* [WHAT YOU NEED TO DO]: Show all lines from the listing below that contain "label".

* [EXERCISE INPUTS]:
* * * * * * *

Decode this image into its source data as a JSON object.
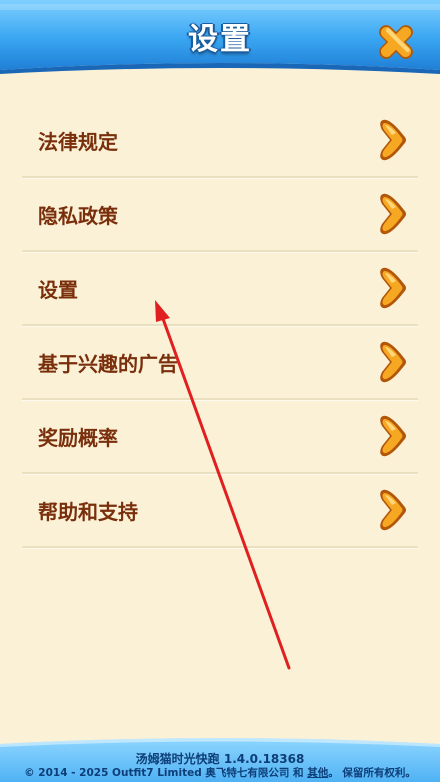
{
  "header": {
    "title": "设置",
    "close_icon": "close-x-icon",
    "accent_color": "#2c8ce0",
    "close_color": "#f6a21e"
  },
  "menu": {
    "items": [
      {
        "label": "法律规定",
        "icon": "chevron-right-icon"
      },
      {
        "label": "隐私政策",
        "icon": "chevron-right-icon"
      },
      {
        "label": "设置",
        "icon": "chevron-right-icon"
      },
      {
        "label": "基于兴趣的广告",
        "icon": "chevron-right-icon"
      },
      {
        "label": "奖励概率",
        "icon": "chevron-right-icon"
      },
      {
        "label": "帮助和支持",
        "icon": "chevron-right-icon"
      }
    ],
    "text_color": "#7a2f0c",
    "chevron_color": "#f6a21e"
  },
  "footer": {
    "version": "汤姆猫时光快跑 1.4.0.18368",
    "copyright_prefix": "© 2014 - 2025 Outfit7 Limited 奥飞特七有限公司 和 ",
    "others_link": "其他",
    "copyright_suffix": "。 保留所有权利。"
  },
  "annotation": {
    "color": "#e02020"
  }
}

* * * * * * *

* [ANSWER TO THIS EXERCISE]:
        "label": "法律规定",
        "label": "隐私政策",
        "label": "设置",
        "label": "基于兴趣的广告",
        "label": "奖励概率",
        "label": "帮助和支持",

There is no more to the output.